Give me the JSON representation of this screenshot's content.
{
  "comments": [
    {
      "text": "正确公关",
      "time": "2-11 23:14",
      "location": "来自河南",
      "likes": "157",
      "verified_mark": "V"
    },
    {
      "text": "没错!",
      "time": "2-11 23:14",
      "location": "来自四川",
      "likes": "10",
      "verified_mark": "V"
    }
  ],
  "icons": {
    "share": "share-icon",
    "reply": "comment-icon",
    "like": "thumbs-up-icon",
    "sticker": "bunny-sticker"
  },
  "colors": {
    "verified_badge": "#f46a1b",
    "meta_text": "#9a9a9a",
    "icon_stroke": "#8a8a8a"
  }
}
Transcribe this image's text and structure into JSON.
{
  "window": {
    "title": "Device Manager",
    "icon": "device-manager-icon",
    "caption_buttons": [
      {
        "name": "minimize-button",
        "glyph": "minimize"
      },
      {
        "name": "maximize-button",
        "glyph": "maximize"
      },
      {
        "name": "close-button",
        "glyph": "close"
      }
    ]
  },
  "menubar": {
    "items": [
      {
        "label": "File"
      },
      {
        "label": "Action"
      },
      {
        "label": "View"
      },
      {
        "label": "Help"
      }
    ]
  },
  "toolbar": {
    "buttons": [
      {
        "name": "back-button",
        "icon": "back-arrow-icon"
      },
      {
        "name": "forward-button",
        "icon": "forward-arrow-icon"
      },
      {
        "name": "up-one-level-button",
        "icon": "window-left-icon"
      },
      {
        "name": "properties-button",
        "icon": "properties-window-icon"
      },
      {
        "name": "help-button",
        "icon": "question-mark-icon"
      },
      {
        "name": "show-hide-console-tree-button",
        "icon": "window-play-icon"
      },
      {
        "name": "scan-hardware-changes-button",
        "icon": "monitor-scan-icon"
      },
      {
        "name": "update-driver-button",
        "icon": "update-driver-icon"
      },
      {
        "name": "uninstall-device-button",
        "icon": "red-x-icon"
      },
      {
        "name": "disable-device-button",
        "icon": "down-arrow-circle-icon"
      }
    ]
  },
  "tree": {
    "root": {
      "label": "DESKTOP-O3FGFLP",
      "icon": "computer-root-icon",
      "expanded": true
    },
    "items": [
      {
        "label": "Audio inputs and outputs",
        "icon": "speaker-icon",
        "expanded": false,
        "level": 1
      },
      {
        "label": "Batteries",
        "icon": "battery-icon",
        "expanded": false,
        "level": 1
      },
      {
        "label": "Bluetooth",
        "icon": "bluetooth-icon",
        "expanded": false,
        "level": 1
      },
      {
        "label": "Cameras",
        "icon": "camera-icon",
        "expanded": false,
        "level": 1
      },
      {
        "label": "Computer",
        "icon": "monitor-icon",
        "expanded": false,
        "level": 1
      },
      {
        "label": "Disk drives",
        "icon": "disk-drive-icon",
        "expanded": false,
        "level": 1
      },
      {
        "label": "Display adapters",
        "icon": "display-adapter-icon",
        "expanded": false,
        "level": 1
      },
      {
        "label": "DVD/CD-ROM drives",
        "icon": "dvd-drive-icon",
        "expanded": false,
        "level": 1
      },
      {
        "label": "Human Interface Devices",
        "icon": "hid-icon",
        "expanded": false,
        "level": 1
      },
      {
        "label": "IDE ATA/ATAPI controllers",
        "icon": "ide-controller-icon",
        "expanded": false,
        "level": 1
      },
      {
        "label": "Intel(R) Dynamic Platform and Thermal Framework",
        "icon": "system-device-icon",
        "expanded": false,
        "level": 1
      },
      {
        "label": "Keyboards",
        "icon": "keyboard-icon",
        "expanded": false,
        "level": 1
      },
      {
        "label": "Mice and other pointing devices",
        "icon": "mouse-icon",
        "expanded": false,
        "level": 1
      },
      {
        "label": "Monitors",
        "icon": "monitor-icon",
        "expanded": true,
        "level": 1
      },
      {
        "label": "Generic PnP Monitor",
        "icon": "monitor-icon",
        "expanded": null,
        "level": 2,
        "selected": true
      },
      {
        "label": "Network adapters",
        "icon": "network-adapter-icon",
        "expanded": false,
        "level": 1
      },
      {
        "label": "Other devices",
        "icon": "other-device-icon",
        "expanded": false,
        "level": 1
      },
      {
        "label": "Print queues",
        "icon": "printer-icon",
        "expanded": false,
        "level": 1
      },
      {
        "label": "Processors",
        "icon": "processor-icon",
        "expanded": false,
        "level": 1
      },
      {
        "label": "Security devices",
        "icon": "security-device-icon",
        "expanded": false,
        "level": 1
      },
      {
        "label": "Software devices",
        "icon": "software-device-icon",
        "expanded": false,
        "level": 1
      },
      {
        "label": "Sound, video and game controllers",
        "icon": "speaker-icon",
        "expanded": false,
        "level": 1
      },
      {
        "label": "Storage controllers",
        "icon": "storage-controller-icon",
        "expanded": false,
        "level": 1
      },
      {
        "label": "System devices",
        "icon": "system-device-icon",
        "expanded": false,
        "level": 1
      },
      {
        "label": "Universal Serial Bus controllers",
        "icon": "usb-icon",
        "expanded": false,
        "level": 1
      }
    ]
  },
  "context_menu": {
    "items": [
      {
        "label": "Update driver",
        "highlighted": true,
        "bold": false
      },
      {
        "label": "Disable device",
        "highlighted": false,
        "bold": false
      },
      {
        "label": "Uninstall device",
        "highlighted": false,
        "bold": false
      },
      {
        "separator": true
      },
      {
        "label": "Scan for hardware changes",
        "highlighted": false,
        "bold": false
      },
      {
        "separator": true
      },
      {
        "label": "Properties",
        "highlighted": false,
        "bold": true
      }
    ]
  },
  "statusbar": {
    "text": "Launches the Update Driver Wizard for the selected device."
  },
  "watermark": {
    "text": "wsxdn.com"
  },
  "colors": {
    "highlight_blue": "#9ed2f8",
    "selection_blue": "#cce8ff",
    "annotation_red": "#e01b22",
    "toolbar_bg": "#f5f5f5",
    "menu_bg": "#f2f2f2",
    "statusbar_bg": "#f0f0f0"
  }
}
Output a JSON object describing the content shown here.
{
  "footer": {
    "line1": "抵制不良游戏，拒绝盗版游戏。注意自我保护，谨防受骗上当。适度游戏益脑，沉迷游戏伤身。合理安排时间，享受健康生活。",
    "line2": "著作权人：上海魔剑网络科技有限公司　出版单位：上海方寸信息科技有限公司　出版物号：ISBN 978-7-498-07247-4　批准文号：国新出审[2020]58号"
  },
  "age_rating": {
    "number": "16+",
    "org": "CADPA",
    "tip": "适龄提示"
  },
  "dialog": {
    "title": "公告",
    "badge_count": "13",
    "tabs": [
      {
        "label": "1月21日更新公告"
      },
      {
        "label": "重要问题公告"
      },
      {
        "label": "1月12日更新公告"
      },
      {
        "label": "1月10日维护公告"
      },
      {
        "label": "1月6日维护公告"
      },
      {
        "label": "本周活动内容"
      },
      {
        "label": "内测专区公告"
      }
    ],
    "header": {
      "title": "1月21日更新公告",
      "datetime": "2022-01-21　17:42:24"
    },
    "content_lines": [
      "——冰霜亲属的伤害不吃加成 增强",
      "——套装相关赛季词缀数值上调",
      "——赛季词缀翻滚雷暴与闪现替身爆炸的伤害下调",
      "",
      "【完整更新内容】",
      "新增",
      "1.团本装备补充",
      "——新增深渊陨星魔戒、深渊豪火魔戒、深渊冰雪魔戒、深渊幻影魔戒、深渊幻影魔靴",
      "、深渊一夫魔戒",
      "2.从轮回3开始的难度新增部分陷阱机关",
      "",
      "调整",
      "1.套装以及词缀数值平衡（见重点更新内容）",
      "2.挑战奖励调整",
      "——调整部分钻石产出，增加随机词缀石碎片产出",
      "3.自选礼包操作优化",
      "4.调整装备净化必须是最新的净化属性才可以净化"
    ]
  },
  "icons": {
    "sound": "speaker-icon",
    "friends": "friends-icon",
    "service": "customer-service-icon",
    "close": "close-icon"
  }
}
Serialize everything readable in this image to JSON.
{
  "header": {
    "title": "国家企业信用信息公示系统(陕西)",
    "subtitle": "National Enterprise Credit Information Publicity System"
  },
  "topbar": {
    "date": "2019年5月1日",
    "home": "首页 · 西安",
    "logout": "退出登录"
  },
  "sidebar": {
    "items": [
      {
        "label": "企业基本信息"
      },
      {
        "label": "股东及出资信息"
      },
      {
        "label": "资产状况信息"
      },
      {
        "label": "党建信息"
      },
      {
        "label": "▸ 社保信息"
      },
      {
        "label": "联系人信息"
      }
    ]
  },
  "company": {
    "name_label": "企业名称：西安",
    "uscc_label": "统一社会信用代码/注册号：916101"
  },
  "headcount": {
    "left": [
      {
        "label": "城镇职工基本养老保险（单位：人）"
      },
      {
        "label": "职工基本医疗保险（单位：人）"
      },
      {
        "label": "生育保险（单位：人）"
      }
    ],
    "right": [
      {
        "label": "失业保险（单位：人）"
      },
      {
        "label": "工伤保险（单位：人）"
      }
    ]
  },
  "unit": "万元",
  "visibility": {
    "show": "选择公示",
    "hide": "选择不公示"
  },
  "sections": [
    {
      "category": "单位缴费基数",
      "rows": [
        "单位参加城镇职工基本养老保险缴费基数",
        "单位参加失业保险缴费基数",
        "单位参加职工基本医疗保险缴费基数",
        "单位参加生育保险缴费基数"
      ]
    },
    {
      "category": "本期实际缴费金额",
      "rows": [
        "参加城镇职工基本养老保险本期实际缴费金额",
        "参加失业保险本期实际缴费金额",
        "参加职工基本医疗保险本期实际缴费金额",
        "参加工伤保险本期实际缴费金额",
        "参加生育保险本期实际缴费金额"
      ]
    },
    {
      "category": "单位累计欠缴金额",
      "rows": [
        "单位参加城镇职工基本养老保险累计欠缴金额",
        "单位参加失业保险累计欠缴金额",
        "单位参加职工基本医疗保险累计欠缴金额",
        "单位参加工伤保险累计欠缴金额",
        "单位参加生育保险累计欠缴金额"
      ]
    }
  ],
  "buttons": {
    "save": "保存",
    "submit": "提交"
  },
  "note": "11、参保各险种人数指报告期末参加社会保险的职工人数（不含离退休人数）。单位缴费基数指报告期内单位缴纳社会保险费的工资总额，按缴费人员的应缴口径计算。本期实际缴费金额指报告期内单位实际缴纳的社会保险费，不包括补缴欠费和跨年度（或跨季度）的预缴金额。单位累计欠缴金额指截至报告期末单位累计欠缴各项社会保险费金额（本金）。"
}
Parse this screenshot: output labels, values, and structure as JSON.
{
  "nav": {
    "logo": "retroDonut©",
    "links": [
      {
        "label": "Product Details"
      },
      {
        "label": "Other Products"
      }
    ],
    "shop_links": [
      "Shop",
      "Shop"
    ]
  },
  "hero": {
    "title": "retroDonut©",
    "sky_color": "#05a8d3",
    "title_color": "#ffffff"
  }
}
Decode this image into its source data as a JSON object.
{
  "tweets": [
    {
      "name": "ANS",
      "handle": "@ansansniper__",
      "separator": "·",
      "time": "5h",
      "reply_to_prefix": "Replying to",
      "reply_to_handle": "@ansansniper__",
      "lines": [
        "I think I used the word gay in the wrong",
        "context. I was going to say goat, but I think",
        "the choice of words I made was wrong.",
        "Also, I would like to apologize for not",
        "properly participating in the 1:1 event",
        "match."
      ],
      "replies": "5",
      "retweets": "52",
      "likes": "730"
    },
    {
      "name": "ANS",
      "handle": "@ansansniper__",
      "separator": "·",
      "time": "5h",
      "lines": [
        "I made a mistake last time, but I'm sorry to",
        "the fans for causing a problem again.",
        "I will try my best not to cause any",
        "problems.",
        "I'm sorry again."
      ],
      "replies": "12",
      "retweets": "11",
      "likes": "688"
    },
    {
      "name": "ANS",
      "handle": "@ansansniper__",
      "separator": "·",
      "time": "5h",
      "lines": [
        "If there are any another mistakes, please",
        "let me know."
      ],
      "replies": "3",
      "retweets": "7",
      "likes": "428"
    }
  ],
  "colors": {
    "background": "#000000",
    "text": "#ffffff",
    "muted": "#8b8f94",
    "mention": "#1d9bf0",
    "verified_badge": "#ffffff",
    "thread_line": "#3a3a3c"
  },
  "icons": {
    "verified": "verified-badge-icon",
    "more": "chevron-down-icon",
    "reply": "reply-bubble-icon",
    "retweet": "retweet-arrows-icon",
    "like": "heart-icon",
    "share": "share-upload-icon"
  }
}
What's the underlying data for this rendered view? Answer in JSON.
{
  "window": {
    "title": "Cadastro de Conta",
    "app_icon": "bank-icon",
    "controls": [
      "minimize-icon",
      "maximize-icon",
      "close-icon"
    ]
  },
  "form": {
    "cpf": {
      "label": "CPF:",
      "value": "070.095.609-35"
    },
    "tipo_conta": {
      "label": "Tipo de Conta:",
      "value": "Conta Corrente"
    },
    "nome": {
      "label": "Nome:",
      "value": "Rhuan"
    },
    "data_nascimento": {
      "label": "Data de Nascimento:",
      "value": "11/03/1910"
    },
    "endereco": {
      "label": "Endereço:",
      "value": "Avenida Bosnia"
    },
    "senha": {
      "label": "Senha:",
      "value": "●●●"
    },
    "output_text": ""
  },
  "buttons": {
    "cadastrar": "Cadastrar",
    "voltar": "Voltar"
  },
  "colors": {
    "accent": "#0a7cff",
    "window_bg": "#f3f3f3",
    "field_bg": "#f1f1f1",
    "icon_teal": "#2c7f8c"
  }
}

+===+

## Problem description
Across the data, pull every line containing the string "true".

## Completed exercise
      "expanded": true
        "expanded": true,
        "selected": true
        "highlighted": true,
        "separator": true
        "separator": true
        "bold": true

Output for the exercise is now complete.